Campsites you won’t want to miss!
Photo Credit: Destination British Columbia
by Agnes Chung
Spring is here and summer is just around the corner. It’s time to escape to the great outdoors – be it tent camping, RV camping or glamping (luxury camping). Relax around the campfire, spend quality time with family and friends, enjoy the spring of life and God’s creation at some of the best campsites in B.C. and Alberta.
B.C. is a camper’s paradise. It has the third largest parks system in North America after Parks Canada and the United States’ National Park Service. Here are a few favourites.
Pachena Bay, near Bamfield
This secluded gem is nestled along the Pacific Rim of Vancouver Island. You sleep among ancient cedars and wake up to the sounds of crashing waves. Driftwood logs on the soft, sandy beach make perfect benches for spectacular ocean viewing, wildlife watching (such as grey whales and birds) and stargazing.
At low tide, the tidal pools expose a wealth of marine life. You may see bioluminescence on a warm summer night. The campground’s pristine 1.2 kilometre shoreline faces the open Pacific Ocean framed by a picturesque rainforest backdrop.
A boardwalk hiking trail transverses the unspoiled rainforests from Pachena Bay to the trail head of the West Coast Trail. Huu-ay-aht First Nation owns and manages the campground. Getting there on the bumpy logging road is an adventure, but the awe-inspiring ambience is worth the effort.
E.C. Manning Provincial Park
The scenic Cascade Mountains envelop this all-season wilderness. It’s within a three-hour drive from downtown Vancouver or the Okanagan. The park has four drive-in campgrounds, plenty of walking and hiking trails for all fitness levels.
The trails criss-cross mountain ridges, rainforests, valleys, lakes and alpine meadows blanketed with colourful wildflowers. The diversity of flora and fauna in the park makes for an interesting and pleasant stroll or hike. Other activities include horseback riding, canoeing, biking, bird and wildlife watching.
Kettle River Provincial Park
About a 45-minute drive from Osoyoos, the Kettle River Recreation Area makes a great campsite for water activities from swimming, tubing, kayaking to canoeing.
Remnants of gold and silver mines that once brought fortune seekers to this serene refuge are evident on the river’s eastern bank. Biking and hiking trails transverse the historic Kettle Valley Railway, an abandoned Canadian Pacific Rail track that once linked the Pacific coast with southern Alberta.
Quick getaways nearer to Vancouver include provincial parks like Porteau Cove, Garibaldi, Alice Lake, Golden Ears, Cultus Lake and Indian Arm.

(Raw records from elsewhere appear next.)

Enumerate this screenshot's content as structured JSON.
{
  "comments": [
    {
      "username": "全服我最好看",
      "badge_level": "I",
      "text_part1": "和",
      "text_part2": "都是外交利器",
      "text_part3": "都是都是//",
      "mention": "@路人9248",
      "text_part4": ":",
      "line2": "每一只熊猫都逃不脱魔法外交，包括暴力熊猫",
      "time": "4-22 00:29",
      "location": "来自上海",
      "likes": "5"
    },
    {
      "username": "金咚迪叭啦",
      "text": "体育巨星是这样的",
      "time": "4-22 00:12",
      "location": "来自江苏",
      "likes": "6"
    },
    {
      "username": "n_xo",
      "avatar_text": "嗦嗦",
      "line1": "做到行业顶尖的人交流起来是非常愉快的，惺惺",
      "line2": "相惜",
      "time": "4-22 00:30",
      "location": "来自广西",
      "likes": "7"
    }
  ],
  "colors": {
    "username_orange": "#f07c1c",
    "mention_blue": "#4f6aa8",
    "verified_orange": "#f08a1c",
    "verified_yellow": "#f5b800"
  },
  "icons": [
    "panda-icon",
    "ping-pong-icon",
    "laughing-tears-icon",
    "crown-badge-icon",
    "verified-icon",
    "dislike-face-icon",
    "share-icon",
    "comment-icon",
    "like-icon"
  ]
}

Jasper National Park, Alberta
There is nothing like camping in the Alberta Rockies. Jasper is the largest of the seven Canadian Rocky Mountain Parks on the UNESCO World Heritage Site list. The park is known for its stunning turquoise lakes, glaciers, icefields, pristine wilderness and wildlife.
Best campgrounds are: Columbia Icefield, Honeymoon Lake, Jonas Creek, Wabasso, Wapiti and Whistlers. A scenic way to get there is by VIA Rail, which often offers attractive discount fares.
Writing-on-Stone Provincial Park, Alberta
This badlands park will wow you with its beautiful sandstone cliffs, hoodoos, petroglyphs and pictographs, and prairie grasslands. It’s named after the Blackfoot indigenous people.
The campground is located along the Milk River where you can swim or relax on its sandy bank, have fun birding, canoeing, kayaking and hiking on the 2.2 kilometre Hoodoo Trail. It’s about three and a half hour drive south of Calgary.
Camping gear tips, free program and pass
Camping is fun, but not when it rains. “It’s the number one concern for BC campers,” says Jim Stevens of Eureka Tents Canada. To stay dry inside and also when entering and exiting the tent, Stevens recommends that tents have full coverage fly sheets and vestibules like their Canadian-designed tents.
“They are also easy for one person to set up,” he adds. “Preserve your tent by keeping away from direct sunlight, and use guy lines to prevent damage from wind storm.”
Want to learn the basics of outdoor survival? Parks Canada offers a free “Learn to Camp” program. Call 1-844-365-2646 for more information. Registration opens this month. Parks Canada also extends a free Youth Discovery Pass to youth 17 and under. The pass allows unlimited free admission for a full year to over 80 Parks Canada places.
Camping on a Budget
Minimize expenses by preparing meals in advance. Use laundry lint as fire starter, old shower curtains as tarp. Borrow or rent camping gear for short camping trips, or purchase used equipment. Bring your own firewood.
Forget your electronic devices. Bring a board game, a pack of cards or a good book for entertainment instead. Camp for free, although there may be little or no amenities. For free campsites, visit freecampsites.net.
Camping etiquette: follow the ‘Leave No Trace’ principles to minimize environmental impact, and preserve the campground for other campers.
Check on latest park conditions before you leave, and be prepared for all types of weather and hazards.